(Problem details):
The reply should give back every entry exactly as written.
================================
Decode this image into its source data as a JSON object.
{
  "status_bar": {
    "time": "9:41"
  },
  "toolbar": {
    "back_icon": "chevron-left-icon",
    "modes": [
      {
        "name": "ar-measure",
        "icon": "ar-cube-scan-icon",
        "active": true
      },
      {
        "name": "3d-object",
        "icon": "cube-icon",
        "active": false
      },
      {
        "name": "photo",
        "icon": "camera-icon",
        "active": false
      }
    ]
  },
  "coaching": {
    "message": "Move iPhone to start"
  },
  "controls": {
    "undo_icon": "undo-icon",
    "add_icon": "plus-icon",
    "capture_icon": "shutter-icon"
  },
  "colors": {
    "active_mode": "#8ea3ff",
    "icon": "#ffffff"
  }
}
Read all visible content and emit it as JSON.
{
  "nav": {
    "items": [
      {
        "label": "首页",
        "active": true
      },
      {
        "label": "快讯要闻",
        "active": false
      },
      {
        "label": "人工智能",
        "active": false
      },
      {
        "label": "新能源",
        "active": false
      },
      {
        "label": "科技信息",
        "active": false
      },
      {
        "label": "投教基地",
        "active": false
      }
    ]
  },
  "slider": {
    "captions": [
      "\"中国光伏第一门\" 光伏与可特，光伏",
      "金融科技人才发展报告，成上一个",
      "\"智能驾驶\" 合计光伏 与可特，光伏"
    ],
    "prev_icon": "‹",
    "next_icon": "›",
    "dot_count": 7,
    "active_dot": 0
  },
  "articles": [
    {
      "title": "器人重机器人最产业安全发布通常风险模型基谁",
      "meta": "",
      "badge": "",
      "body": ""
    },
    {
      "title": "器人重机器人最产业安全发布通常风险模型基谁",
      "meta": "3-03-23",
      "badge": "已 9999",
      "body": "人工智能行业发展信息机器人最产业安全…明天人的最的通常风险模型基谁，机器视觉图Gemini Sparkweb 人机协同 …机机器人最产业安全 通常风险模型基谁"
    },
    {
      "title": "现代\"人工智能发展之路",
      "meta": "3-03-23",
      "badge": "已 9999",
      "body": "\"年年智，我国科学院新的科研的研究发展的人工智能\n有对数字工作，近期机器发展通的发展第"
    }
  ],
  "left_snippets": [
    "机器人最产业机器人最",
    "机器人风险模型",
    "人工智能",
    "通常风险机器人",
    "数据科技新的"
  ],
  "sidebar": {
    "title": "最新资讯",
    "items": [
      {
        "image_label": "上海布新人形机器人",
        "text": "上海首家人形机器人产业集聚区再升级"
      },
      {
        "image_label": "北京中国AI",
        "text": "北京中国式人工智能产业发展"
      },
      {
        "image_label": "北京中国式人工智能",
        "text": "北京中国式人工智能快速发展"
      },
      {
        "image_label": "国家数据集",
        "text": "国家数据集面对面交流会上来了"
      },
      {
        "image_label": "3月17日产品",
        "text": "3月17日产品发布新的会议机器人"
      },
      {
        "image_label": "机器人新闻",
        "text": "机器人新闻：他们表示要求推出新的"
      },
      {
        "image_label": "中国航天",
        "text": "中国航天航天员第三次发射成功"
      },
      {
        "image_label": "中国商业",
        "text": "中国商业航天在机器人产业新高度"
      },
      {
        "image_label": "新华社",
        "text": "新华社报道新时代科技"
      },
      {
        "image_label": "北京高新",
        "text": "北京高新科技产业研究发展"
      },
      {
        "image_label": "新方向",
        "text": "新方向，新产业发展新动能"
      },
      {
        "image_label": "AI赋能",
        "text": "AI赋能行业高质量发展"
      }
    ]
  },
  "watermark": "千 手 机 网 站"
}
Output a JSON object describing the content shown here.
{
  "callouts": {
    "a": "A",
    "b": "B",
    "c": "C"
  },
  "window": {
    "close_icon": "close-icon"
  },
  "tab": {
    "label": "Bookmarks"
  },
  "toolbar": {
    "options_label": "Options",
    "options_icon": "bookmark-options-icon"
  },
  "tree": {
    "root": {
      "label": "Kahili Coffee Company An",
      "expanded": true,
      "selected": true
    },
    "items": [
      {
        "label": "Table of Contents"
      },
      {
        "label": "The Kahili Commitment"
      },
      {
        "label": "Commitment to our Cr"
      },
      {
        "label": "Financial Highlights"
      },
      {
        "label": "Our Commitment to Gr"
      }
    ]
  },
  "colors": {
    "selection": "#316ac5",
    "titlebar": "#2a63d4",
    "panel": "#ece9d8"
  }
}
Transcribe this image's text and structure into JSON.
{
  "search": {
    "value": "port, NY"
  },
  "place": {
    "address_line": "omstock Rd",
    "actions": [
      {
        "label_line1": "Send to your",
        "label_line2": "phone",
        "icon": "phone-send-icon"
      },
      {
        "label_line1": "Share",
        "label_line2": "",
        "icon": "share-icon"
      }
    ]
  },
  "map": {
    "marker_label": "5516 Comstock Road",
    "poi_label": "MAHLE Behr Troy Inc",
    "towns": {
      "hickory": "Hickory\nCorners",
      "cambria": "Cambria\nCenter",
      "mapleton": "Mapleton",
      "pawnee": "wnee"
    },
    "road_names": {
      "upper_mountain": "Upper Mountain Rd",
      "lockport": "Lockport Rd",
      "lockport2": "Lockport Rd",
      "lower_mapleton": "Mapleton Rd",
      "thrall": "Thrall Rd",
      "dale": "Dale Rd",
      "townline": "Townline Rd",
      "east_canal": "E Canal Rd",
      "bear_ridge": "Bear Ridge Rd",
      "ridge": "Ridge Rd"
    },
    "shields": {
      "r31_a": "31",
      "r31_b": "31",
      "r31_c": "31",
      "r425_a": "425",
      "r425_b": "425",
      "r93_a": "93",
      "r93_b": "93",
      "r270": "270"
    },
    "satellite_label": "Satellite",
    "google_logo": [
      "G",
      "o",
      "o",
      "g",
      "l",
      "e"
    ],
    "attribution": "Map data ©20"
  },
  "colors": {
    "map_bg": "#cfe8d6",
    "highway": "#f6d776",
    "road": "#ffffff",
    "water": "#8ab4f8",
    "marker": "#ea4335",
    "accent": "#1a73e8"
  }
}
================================
(Written response):
Decode this image into its source data as a JSON object.
{
  "status_bar": {
    "time": "9:41"
  },
  "toolbar": {
    "back_icon": "chevron-left-icon",
    "modes": [
      {
        "name": "ar-measure",
        "icon": "ar-cube-scan-icon",
        "active": true
      },
      {
        "name": "3d-object",
        "icon": "cube-icon",
        "active": false
      },
      {
        "name": "photo",
        "icon": "camera-icon",
        "active": false
      }
    ]
  },
  "coaching": {
    "message": "Move iPhone to start"
  },
  "controls": {
    "undo_icon": "undo-icon",
    "add_icon": "plus-icon",
    "capture_icon": "shutter-icon"
  },
  "colors": {
    "active_mode": "#8ea3ff",
    "icon": "#ffffff"
  }
}
Read all visible content and emit it as JSON.
{
  "nav": {
    "items": [
      {
        "label": "首页",
        "active": true
      },
      {
        "label": "快讯要闻",
        "active": false
      },
      {
        "label": "人工智能",
        "active": false
      },
      {
        "label": "新能源",
        "active": false
      },
      {
        "label": "科技信息",
        "active": false
      },
      {
        "label": "投教基地",
        "active": false
      }
    ]
  },
  "slider": {
    "captions": [
      "\"中国光伏第一门\" 光伏与可特，光伏",
      "金融科技人才发展报告，成上一个",
      "\"智能驾驶\" 合计光伏 与可特，光伏"
    ],
    "prev_icon": "‹",
    "next_icon": "›",
    "dot_count": 7,
    "active_dot": 0
  },
  "articles": [
    {
      "title": "器人重机器人最产业安全发布通常风险模型基谁",
      "meta": "",
      "badge": "",
      "body": ""
    },
    {
      "title": "器人重机器人最产业安全发布通常风险模型基谁",
      "meta": "3-03-23",
      "badge": "已 9999",
      "body": "人工智能行业发展信息机器人最产业安全…明天人的最的通常风险模型基谁，机器视觉图Gemini Sparkweb 人机协同 …机机器人最产业安全 通常风险模型基谁"
    },
    {
      "title": "现代\"人工智能发展之路",
      "meta": "3-03-23",
      "badge": "已 9999",
      "body": "\"年年智，我国科学院新的科研的研究发展的人工智能\n有对数字工作，近期机器发展通的发展第"
    }
  ],
  "left_snippets": [
    "机器人最产业机器人最",
    "机器人风险模型",
    "人工智能",
    "通常风险机器人",
    "数据科技新的"
  ],
  "sidebar": {
    "title": "最新资讯",
    "items": [
      {
        "image_label": "上海布新人形机器人",
        "text": "上海首家人形机器人产业集聚区再升级"
      },
      {
        "image_label": "北京中国AI",
        "text": "北京中国式人工智能产业发展"
      },
      {
        "image_label": "北京中国式人工智能",
        "text": "北京中国式人工智能快速发展"
      },
      {
        "image_label": "国家数据集",
        "text": "国家数据集面对面交流会上来了"
      },
      {
        "image_label": "3月17日产品",
        "text": "3月17日产品发布新的会议机器人"
      },
      {
        "image_label": "机器人新闻",
        "text": "机器人新闻：他们表示要求推出新的"
      },
      {
        "image_label": "中国航天",
        "text": "中国航天航天员第三次发射成功"
      },
      {
        "image_label": "中国商业",
        "text": "中国商业航天在机器人产业新高度"
      },
      {
        "image_label": "新华社",
        "text": "新华社报道新时代科技"
      },
      {
        "image_label": "北京高新",
        "text": "北京高新科技产业研究发展"
      },
      {
        "image_label": "新方向",
        "text": "新方向，新产业发展新动能"
      },
      {
        "image_label": "AI赋能",
        "text": "AI赋能行业高质量发展"
      }
    ]
  },
  "watermark": "千 手 机 网 站"
}
Output a JSON object describing the content shown here.
{
  "callouts": {
    "a": "A",
    "b": "B",
    "c": "C"
  },
  "window": {
    "close_icon": "close-icon"
  },
  "tab": {
    "label": "Bookmarks"
  },
  "toolbar": {
    "options_label": "Options",
    "options_icon": "bookmark-options-icon"
  },
  "tree": {
    "root": {
      "label": "Kahili Coffee Company An",
      "expanded": true,
      "selected": true
    },
    "items": [
      {
        "label": "Table of Contents"
      },
      {
        "label": "The Kahili Commitment"
      },
      {
        "label": "Commitment to our Cr"
      },
      {
        "label": "Financial Highlights"
      },
      {
        "label": "Our Commitment to Gr"
      }
    ]
  },
  "colors": {
    "selection": "#316ac5",
    "titlebar": "#2a63d4",
    "panel": "#ece9d8"
  }
}
Transcribe this image's text and structure into JSON.
{
  "search": {
    "value": "port, NY"
  },
  "place": {
    "address_line": "omstock Rd",
    "actions": [
      {
        "label_line1": "Send to your",
        "label_line2": "phone",
        "icon": "phone-send-icon"
      },
      {
        "label_line1": "Share",
        "label_line2": "",
        "icon": "share-icon"
      }
    ]
  },
  "map": {
    "marker_label": "5516 Comstock Road",
    "poi_label": "MAHLE Behr Troy Inc",
    "towns": {
      "hickory": "Hickory\nCorners",
      "cambria": "Cambria\nCenter",
      "mapleton": "Mapleton",
      "pawnee": "wnee"
    },
    "road_names": {
      "upper_mountain": "Upper Mountain Rd",
      "lockport": "Lockport Rd",
      "lockport2": "Lockport Rd",
      "lower_mapleton": "Mapleton Rd",
      "thrall": "Thrall Rd",
      "dale": "Dale Rd",
      "townline": "Townline Rd",
      "east_canal": "E Canal Rd",
      "bear_ridge": "Bear Ridge Rd",
      "ridge": "Ridge Rd"
    },
    "shields": {
      "r31_a": "31",
      "r31_b": "31",
      "r31_c": "31",
      "r425_a": "425",
      "r425_b": "425",
      "r93_a": "93",
      "r93_b": "93",
      "r270": "270"
    },
    "satellite_label": "Satellite",
    "google_logo": [
      "G",
      "o",
      "o",
      "g",
      "l",
      "e"
    ],
    "attribution": "Map data ©20"
  },
  "colors": {
    "map_bg": "#cfe8d6",
    "highway": "#f6d776",
    "road": "#ffffff",
    "water": "#8ab4f8",
    "marker": "#ea4335",
    "accent": "#1a73e8"
  }
}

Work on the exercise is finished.